Technically, the Google Pixel Slate isn’t a Chromebook — it’s more of a Chrometablet. However, if you are considering a Chrome OS device for school, it’s worth a look. You aren’t always stuck in tablet mode either, as Google sells the optional Pixel Slate Keyboard for $190 if you need a more traditional Chromebook experience. The pen costs an additional $100.
Whether in tablet or laptop mode, you can enjoy the integrated Intel Core m3 processor with 8GB of RAM. Need more power? Configurations include up to an Intel Core i7 processor with 16GB of RAM. All three configurations have an outstanding 12-hour battery life.
Read our Google Pixel Slate review
How we test
We carefully research and review notebooks across a variety of platforms, including Windows, MacOS, and Chrome OS. We ensure that each recommended product meets the daily requirements of those who will utilize them. Essential aspects such as battery life, overall performance, portability, and functionality are taken into account to help you select the best option.
Our review process for Chromebooks includes benchmarking the CPU, testing the storage speed, how they perform on the web, and more. We also use them on a daily basis to get a feel for how they perform, just as you would. Does it load apps fast? Do the keys feel great and responsive? Is it heavy and bulky? We live with these machines for weeks so we can make the best recommendations. If we don’t like it, we won’t suggest it no matter how low the price can be.
Should you purchase a Chromebook?
In a world of Windows vs. MacOS vs. Chrome OS, Chromebooks are seemingly the new kids on the block. The platform is the newest of the three and designed to be lightweight and web-first. Are they good enough to buy? Some students may fall in love while others may not. Are they right for you? That depends mostly on what you have now at the software you have installed.
While MacOS and Windows are full-featured operating systems, Chromebooks ship with Chrome OS, a platform based on the Chrome web browser. If you can do almost everything you need within Chrome, then a Chromebook will certainly work. If you rely on applications like Adobe Photoshop or iTunes, then a Chromebook shouldn’t be your primary machine.
However, here’s one thing to consider: Modern Chromebooks can run Android applications. Not all Android apps are fully optimized for the screen size or a desktop-style input, however, but in a pinch, they might be able to help you accomplish what you need.
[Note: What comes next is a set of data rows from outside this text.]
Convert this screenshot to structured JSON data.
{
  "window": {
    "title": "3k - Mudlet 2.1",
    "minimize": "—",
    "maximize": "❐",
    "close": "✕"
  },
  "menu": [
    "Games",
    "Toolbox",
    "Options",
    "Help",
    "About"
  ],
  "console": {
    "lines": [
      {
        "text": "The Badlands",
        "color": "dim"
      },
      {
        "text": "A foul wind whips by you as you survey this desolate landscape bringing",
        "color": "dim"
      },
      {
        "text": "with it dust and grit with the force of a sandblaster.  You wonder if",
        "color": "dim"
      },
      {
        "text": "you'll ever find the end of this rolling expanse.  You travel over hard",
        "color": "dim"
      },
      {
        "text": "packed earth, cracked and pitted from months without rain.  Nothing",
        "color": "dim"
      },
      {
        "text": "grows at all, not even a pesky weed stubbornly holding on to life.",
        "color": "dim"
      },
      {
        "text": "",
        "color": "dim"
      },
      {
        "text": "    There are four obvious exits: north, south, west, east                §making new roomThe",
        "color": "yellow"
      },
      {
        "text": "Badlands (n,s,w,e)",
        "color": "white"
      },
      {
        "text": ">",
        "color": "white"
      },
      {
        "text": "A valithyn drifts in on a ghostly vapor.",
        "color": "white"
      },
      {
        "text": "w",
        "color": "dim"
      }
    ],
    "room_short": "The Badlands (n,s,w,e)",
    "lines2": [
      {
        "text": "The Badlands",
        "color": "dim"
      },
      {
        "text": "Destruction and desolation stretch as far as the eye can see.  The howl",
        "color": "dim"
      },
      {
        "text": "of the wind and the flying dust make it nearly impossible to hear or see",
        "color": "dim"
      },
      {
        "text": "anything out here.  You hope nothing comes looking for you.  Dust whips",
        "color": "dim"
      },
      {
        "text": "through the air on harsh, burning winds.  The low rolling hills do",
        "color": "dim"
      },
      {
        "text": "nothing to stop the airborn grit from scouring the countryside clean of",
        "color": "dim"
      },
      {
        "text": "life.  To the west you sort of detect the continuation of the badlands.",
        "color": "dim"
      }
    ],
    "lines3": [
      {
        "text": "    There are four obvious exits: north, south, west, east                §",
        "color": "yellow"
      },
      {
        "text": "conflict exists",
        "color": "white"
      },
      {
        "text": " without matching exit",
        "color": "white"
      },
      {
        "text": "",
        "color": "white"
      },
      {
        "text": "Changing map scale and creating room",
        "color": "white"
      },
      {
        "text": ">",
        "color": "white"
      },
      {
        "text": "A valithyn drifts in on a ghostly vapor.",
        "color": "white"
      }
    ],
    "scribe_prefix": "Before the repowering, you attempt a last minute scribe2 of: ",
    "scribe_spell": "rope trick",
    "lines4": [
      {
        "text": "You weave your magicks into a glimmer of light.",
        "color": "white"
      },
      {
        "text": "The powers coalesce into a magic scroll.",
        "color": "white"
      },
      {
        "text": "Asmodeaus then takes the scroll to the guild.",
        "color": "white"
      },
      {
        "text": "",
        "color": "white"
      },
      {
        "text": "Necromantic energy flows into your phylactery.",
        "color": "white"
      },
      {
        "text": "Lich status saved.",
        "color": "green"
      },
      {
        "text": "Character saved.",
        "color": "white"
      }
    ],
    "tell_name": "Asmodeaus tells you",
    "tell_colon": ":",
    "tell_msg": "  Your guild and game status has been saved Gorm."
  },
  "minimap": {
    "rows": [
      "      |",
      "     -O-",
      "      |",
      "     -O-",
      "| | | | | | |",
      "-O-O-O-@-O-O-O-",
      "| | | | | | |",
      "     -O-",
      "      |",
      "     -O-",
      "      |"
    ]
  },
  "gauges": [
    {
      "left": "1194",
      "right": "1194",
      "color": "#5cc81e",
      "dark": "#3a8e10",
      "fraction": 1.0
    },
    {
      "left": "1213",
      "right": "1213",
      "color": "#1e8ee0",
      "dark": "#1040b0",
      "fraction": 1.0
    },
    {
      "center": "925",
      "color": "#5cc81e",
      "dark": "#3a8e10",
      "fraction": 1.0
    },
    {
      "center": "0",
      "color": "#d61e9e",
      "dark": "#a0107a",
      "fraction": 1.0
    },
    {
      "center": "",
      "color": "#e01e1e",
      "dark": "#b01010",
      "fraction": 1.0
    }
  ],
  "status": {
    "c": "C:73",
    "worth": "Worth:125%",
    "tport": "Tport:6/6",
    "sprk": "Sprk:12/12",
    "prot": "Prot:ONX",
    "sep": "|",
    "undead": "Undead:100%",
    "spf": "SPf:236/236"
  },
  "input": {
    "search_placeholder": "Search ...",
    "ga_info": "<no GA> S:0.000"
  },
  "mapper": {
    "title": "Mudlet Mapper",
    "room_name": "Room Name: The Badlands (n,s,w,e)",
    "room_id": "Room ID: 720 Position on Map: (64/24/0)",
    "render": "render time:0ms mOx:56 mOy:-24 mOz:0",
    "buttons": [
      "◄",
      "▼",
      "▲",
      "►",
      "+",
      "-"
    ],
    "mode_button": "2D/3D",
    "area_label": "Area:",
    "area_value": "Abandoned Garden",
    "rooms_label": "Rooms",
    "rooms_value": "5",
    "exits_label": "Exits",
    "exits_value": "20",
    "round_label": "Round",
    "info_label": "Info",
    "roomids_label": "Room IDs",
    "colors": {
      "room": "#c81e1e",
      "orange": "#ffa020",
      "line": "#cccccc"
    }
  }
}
Otherwise, you can also check out some of the extensions available in the Chrome Web Store that can expand upon the abilities of your Chromebook.
Most modern Chromebooks now support Linux too. While still labeled as “beta,” this feature allows Chromebook owners to install traditional Linux software, like GIMP and even Steam. The drawback here is that many student-focused models have very little storage space, so students may be forced to rely on Android apps anyway.
So, in a nutshell, you can run web apps, Android apps, and Linux desktop software on most Chromebooks. You just need to find Linux- and Android-based versions of the programs and apps you use or find close alternatives if you’re planning to run away from Microsoft or Apple.
Take a test drive
If you are still not sure if a Chromebook is right for you, go to a local retailer, like Best Buy or Walmart, and take a test drive. It’s the best way to get the Chromebook experience without blindly making a purchase on faith and research alone.
Also, be sure to purchase any Chromebook from a trusted website or retailer that offers a return policy. During the return period, you can get a better feel for Chrome OS and everything it can and cannot do — more so than taking a quick test drive at a local retailer.
If worst comes to worst, you can easily return the Chromebook if it fails to meet your expectations.